# What is needed
Return the records exactly as they appear below, omitting the pictures.

# Data shown
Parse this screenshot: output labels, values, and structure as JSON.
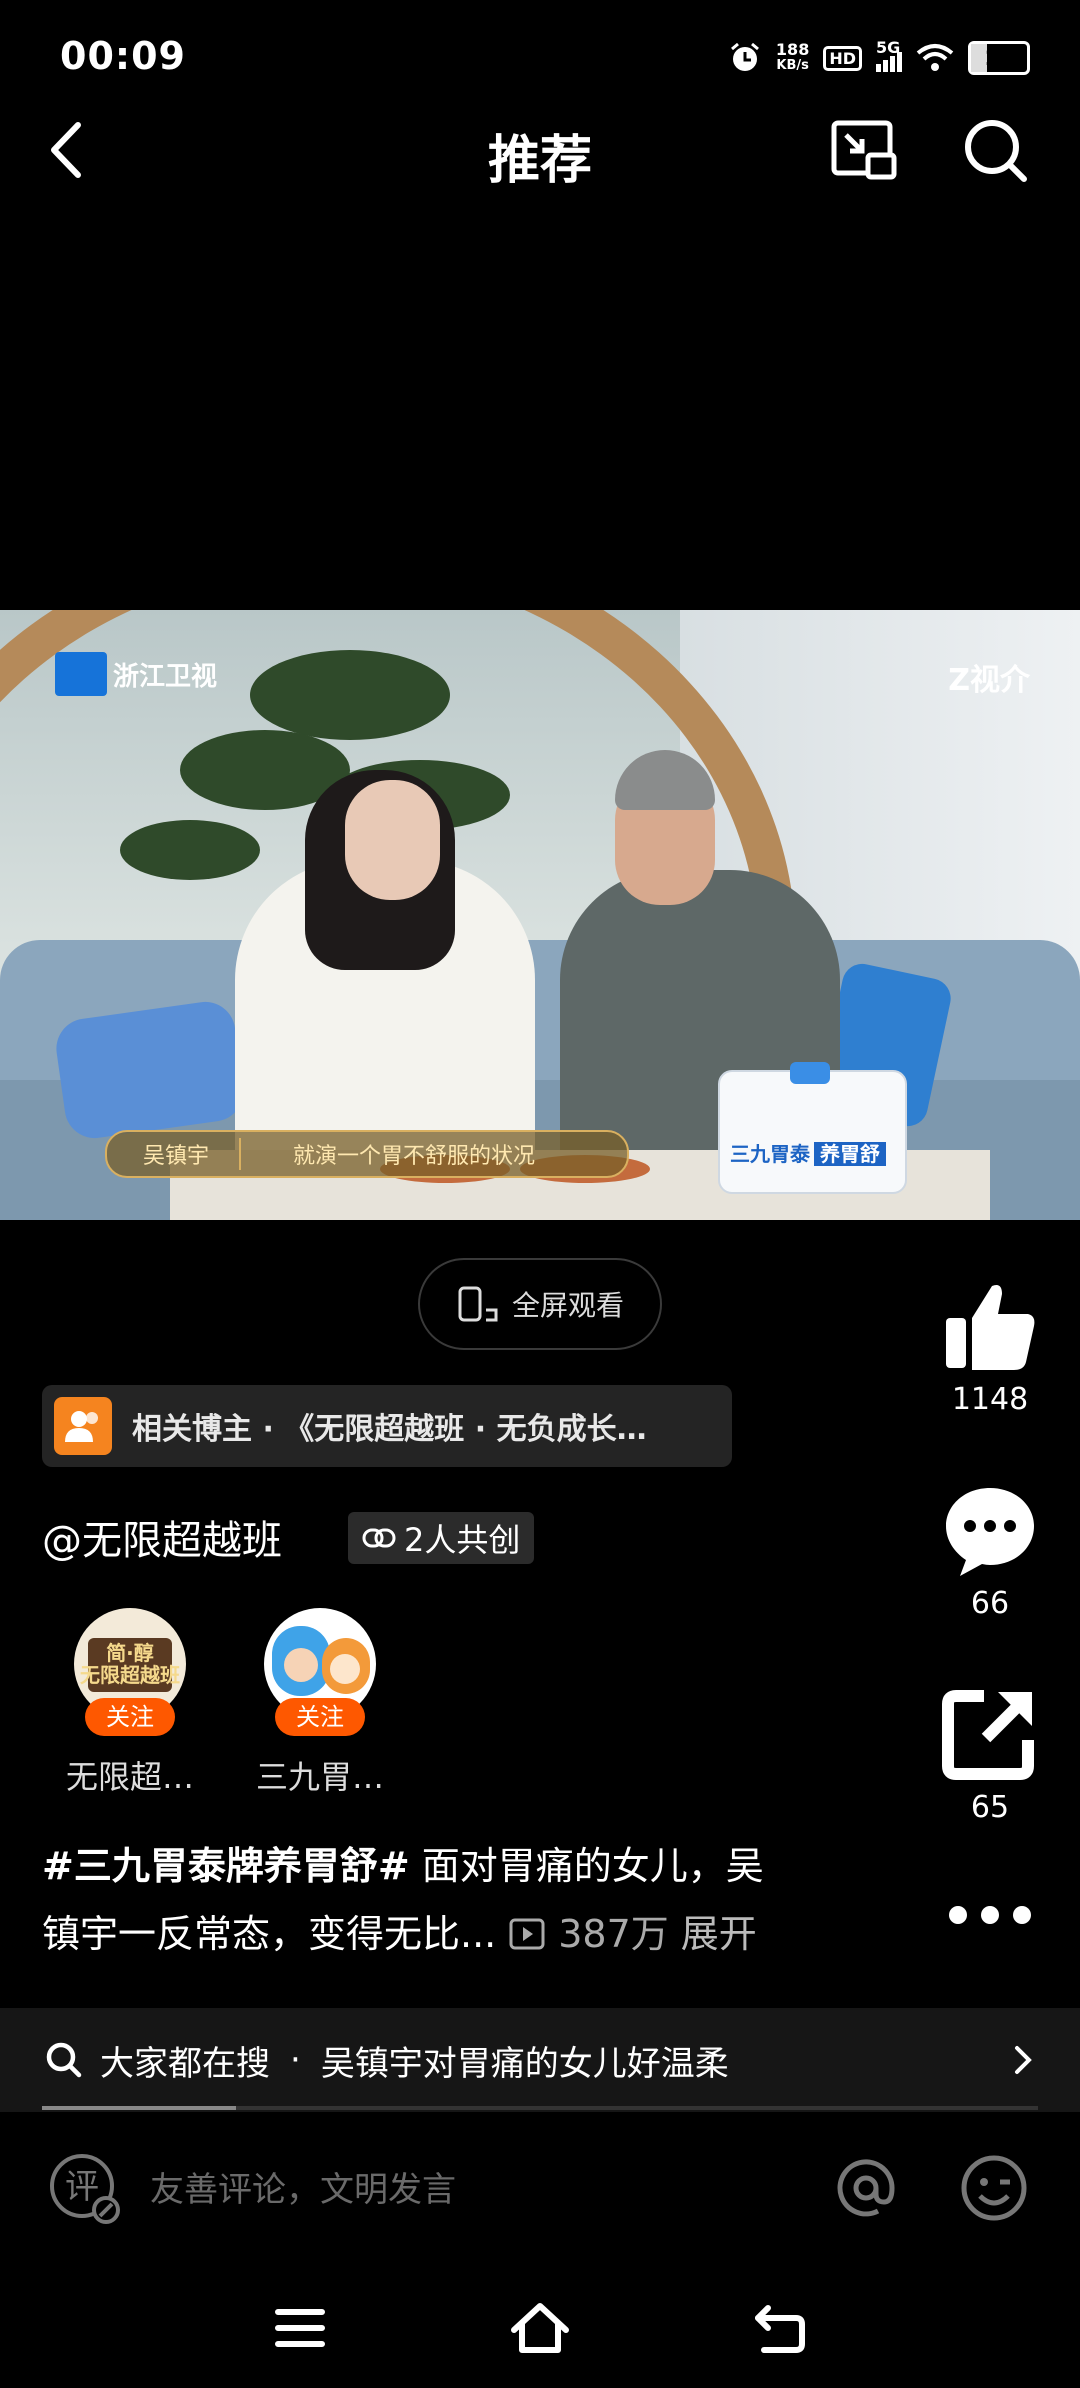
{
  "status_bar": {
    "time": "00:09",
    "speed_value": "188",
    "speed_unit": "KB/s",
    "hd": "HD",
    "network": "5G",
    "battery": "21"
  },
  "header": {
    "title": "推荐"
  },
  "video": {
    "channel_logo": "浙江卫视",
    "watermark": "Z视介",
    "subtitle_speaker": "吴镇宇",
    "subtitle_text": "就演一个胃不舒服的状况",
    "product_label_1": "三九胃泰",
    "product_label_2": "养胃舒"
  },
  "fullscreen": {
    "label": "全屏观看"
  },
  "actions": {
    "likes": "1148",
    "comments": "66",
    "shares": "65"
  },
  "related": {
    "text": "相关博主 · 《无限超越班 · 无负成长…"
  },
  "author": {
    "name": "@无限超越班",
    "cocreate": "2人共创"
  },
  "creators": [
    {
      "name": "无限超…",
      "follow": "关注",
      "avatar_text": "简·醇\n无限超越班"
    },
    {
      "name": "三九胃…",
      "follow": "关注"
    }
  ],
  "description": {
    "hashtag": "#三九胃泰牌养胃舒#",
    "text_line1": " 面对胃痛的女儿，吴",
    "text_line2": "镇宇一反常态，变得无比...",
    "views": "387万",
    "expand": "展开"
  },
  "search_suggest": {
    "prefix": "大家都在搜",
    "dot": "·",
    "query": "吴镇宇对胃痛的女儿好温柔"
  },
  "comment": {
    "placeholder": "友善评论，文明发言",
    "comment_icon_char": "评"
  },
  "colors": {
    "accent_orange": "#fe5800",
    "background": "#000000"
  }
}
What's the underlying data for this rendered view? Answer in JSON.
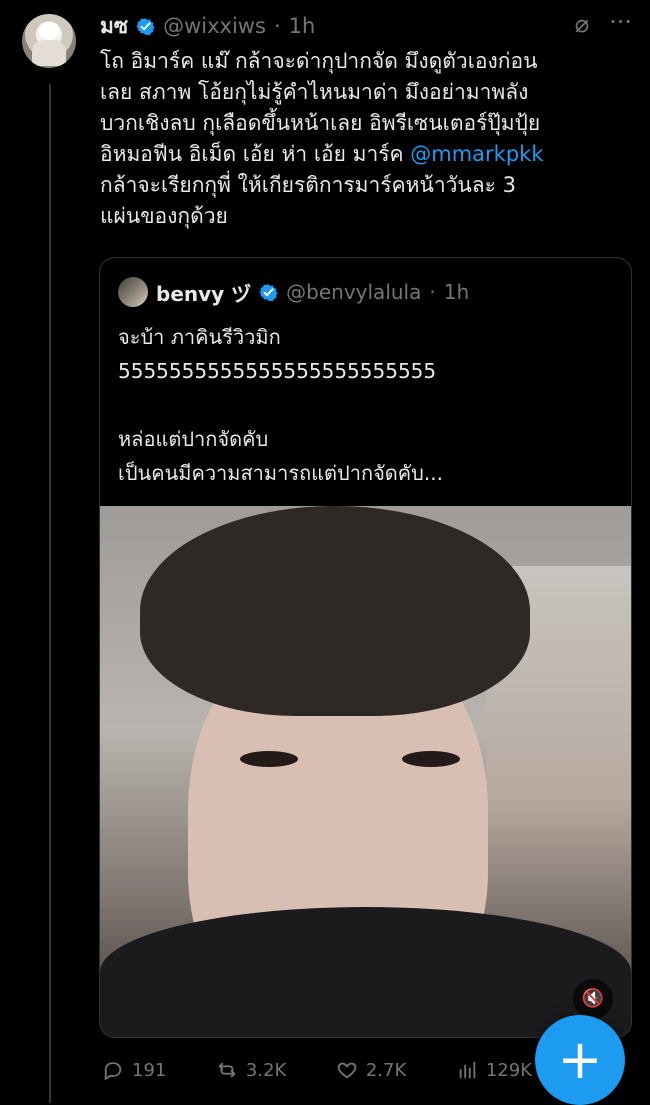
{
  "tweet": {
    "name": "มซ",
    "handle": "@wixxiws",
    "separator": "·",
    "time": "1h",
    "text_lines": [
      "โถ อิมาร์ค แม๊ กล้าจะด่ากุปากจัด มึงดูตัวเองก่อน",
      "เลย สภาพ โอ้ยกุไม่รู้คำไหนมาด่า มึงอย่ามาพลัง",
      "บวกเชิงลบ กุเลือดขึ้นหน้าเลย อิพรีเซนเตอร์ปุ๊มปุ้ย",
      "อิหมอฟีน อิเม็ด เอ้ย ห่า เอ้ย มาร์ค ",
      "กล้าจะเรียกกุพี่ ให้เกียรติการมาร์คหน้าวันละ 3",
      "แผ่นของกุด้วย"
    ],
    "mention": "@mmarkpkk"
  },
  "quote": {
    "name": "benvy ヅ",
    "handle": "@benvylalula",
    "separator": "·",
    "time": "1h",
    "text": "จะบ้า ภาคินรีวิวมิก\n5555555555555555555555555\n\nหล่อแต่ปากจัดคับ\nเป็นคนมีความสามารถแต่ปากจัดคับ..."
  },
  "actions": {
    "replies": "191",
    "reposts": "3.2K",
    "likes": "2.7K",
    "views": "129K"
  },
  "icons": {
    "verified": "verified-badge-icon",
    "grok": "grok-icon",
    "more": "more-icon",
    "mute": "mute-icon",
    "reply": "reply-icon",
    "repost": "repost-icon",
    "like": "like-icon",
    "views": "views-icon",
    "compose": "compose-icon"
  },
  "colors": {
    "accent": "#1d9bf0",
    "background": "#000000",
    "text": "#e7e9ea",
    "muted": "#71767b"
  }
}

# Answer section
Parse this screenshot: output labels, values, and structure as JSON.
{
  "status_bar": {
    "time": "00:09",
    "speed_value": "188",
    "speed_unit": "KB/s",
    "hd": "HD",
    "network": "5G",
    "battery": "21"
  },
  "header": {
    "title": "推荐"
  },
  "video": {
    "channel_logo": "浙江卫视",
    "watermark": "Z视介",
    "subtitle_speaker": "吴镇宇",
    "subtitle_text": "就演一个胃不舒服的状况",
    "product_label_1": "三九胃泰",
    "product_label_2": "养胃舒"
  },
  "fullscreen": {
    "label": "全屏观看"
  },
  "actions": {
    "likes": "1148",
    "comments": "66",
    "shares": "65"
  },
  "related": {
    "text": "相关博主 · 《无限超越班 · 无负成长…"
  },
  "author": {
    "name": "@无限超越班",
    "cocreate": "2人共创"
  },
  "creators": [
    {
      "name": "无限超…",
      "follow": "关注",
      "avatar_text": "简·醇\n无限超越班"
    },
    {
      "name": "三九胃…",
      "follow": "关注"
    }
  ],
  "description": {
    "hashtag": "#三九胃泰牌养胃舒#",
    "text_line1": " 面对胃痛的女儿，吴",
    "text_line2": "镇宇一反常态，变得无比...",
    "views": "387万",
    "expand": "展开"
  },
  "search_suggest": {
    "prefix": "大家都在搜",
    "dot": "·",
    "query": "吴镇宇对胃痛的女儿好温柔"
  },
  "comment": {
    "placeholder": "友善评论，文明发言",
    "comment_icon_char": "评"
  },
  "colors": {
    "accent_orange": "#fe5800",
    "background": "#000000"
  }
}
What's the underlying data for this rendered view? Answer in JSON.
{
  "tweet": {
    "name": "มซ",
    "handle": "@wixxiws",
    "separator": "·",
    "time": "1h",
    "text_lines": [
      "โถ อิมาร์ค แม๊ กล้าจะด่ากุปากจัด มึงดูตัวเองก่อน",
      "เลย สภาพ โอ้ยกุไม่รู้คำไหนมาด่า มึงอย่ามาพลัง",
      "บวกเชิงลบ กุเลือดขึ้นหน้าเลย อิพรีเซนเตอร์ปุ๊มปุ้ย",
      "อิหมอฟีน อิเม็ด เอ้ย ห่า เอ้ย มาร์ค ",
      "กล้าจะเรียกกุพี่ ให้เกียรติการมาร์คหน้าวันละ 3",
      "แผ่นของกุด้วย"
    ],
    "mention": "@mmarkpkk"
  },
  "quote": {
    "name": "benvy ヅ",
    "handle": "@benvylalula",
    "separator": "·",
    "time": "1h",
    "text": "จะบ้า ภาคินรีวิวมิก\n5555555555555555555555555\n\nหล่อแต่ปากจัดคับ\nเป็นคนมีความสามารถแต่ปากจัดคับ..."
  },
  "actions": {
    "replies": "191",
    "reposts": "3.2K",
    "likes": "2.7K",
    "views": "129K"
  },
  "icons": {
    "verified": "verified-badge-icon",
    "grok": "grok-icon",
    "more": "more-icon",
    "mute": "mute-icon",
    "reply": "reply-icon",
    "repost": "repost-icon",
    "like": "like-icon",
    "views": "views-icon",
    "compose": "compose-icon"
  },
  "colors": {
    "accent": "#1d9bf0",
    "background": "#000000",
    "text": "#e7e9ea",
    "muted": "#71767b"
  }
}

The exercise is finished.